In video games, ads have already found their places to settle. In free-to-play mobile games, they’re pop-ups. In, they’re in-game freebies. In Madden football, they’re on the billboards in the stadiums. These moments felt weird once. Now, like with many ads, you barely notice them.
But VR presents a whole new level of discomfort.
Facebook’s first planned ad test, in a fighting game called Blaston by Resolution Games, seemed like it would feature billboards in-game that could be clicked on for more information. Fans didn’t like the idea at all. So Resolution Games backed out of the experiment.
“We appreciate all of the feedback and thoughts on the Oculus ad test for Blaston and other games that was announced last week,” Tommy Palm, CEO of Resolution Games, said in a statement. “We realize that Blaston isn’t the best fit for this type of advertising test.”

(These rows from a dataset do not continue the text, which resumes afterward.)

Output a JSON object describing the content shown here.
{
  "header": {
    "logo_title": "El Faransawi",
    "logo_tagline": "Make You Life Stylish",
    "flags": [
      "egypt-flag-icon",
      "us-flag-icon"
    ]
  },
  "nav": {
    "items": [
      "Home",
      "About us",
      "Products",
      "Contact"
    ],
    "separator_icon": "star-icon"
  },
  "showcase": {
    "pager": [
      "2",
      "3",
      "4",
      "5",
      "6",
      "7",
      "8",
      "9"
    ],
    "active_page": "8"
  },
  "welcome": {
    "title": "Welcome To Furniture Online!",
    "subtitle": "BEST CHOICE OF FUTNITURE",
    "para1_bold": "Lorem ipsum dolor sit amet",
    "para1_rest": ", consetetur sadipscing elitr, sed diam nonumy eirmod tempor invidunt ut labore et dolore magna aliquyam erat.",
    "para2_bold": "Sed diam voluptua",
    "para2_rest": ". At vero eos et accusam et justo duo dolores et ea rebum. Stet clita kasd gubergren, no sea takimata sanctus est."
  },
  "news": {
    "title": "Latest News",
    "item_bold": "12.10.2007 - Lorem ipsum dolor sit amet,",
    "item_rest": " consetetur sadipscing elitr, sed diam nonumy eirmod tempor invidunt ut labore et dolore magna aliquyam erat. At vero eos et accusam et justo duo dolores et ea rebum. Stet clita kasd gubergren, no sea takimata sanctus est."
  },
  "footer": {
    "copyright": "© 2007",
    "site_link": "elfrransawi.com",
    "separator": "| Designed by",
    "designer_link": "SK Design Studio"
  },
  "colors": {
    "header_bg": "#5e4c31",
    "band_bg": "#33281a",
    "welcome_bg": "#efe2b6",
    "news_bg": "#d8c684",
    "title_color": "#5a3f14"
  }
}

Resolution Games said it could, instead, choose a free-to-play fishing game, called Bait!, as a test app instead. The fan reaction, which reportedly included review bombing Resolution’s games, is understandable. I share their concern.
A headset is always on. Any sense of escape is gone. My vision is literally funneled in VR until I take the headset off again. If something blasts on the VR display, I can’t exactly look away easily if an experience doesn’t want me to.
There’s also the question of how much of the data Facebook collects on my VR experience will be known to advertisers. Facebook has promised that some data, like movement and camera capture of my room, won’t be used. But as more sensors get added to future headsets, where will the lines be drawn?
Facebook says ads in VR games make sense. They will create revenue opportunities for developers, giving them more financial flexibility.
“Ultimately, opening up new revenue streams for devs will help us to unlock new types of content on the Oculus platform and offer products at consumer-friendly prices,” Facebook said. “Ads within apps are just one of the things we’re exploring to help with this.”
But the problem is: This agreement wasn’t on the table when people started buying Oculus VR headsets. Advertisements may create value and revenue for VR developers. But they do nothing for consumers who have already shelled out $300 for an. VR has been an ad-free world. Putting ads into already-paid-for apps feels like a money grab.
To me, a more sensible place for ads would be free-to-play content. If Facebook’s building out its social playground, Horizon, what about there? Ads could go in free-to-play games like Echo VR. Or they could be used as an alternative to paying for in-game downloadable content or subscriptions? It seems like the streaming video subscription ad model could be applied, in a sense: Hulu with ads, or Hulu without ads.
Facebook’s decision to test ads feels beyond anyone’s control. It smacks as self-serving, providing benefits to no one other than Facebook. The company should spend some time explaining why anyone would want to compromise and let ads into their experience, and offer something in exchange.
Maybe Facebook already thinks of the Oculus Quest as a subsidized device. After all, a version of the Quest 2 for business that doesn’t require a Facebook log-in costs a lot more ($800 for the 256GB model)..
If that’s the case, the trade-off was never clearly explained. If Oculus VR apps were split into premium and ad-supported tiers, then it wouldn’t seem as intrusive and alien. Right now, however, it isn’t a surprise that there’s been VR ad backlash. It makes VR, a technology that’s promising but intimidating to some people, seem even more unappealing than before.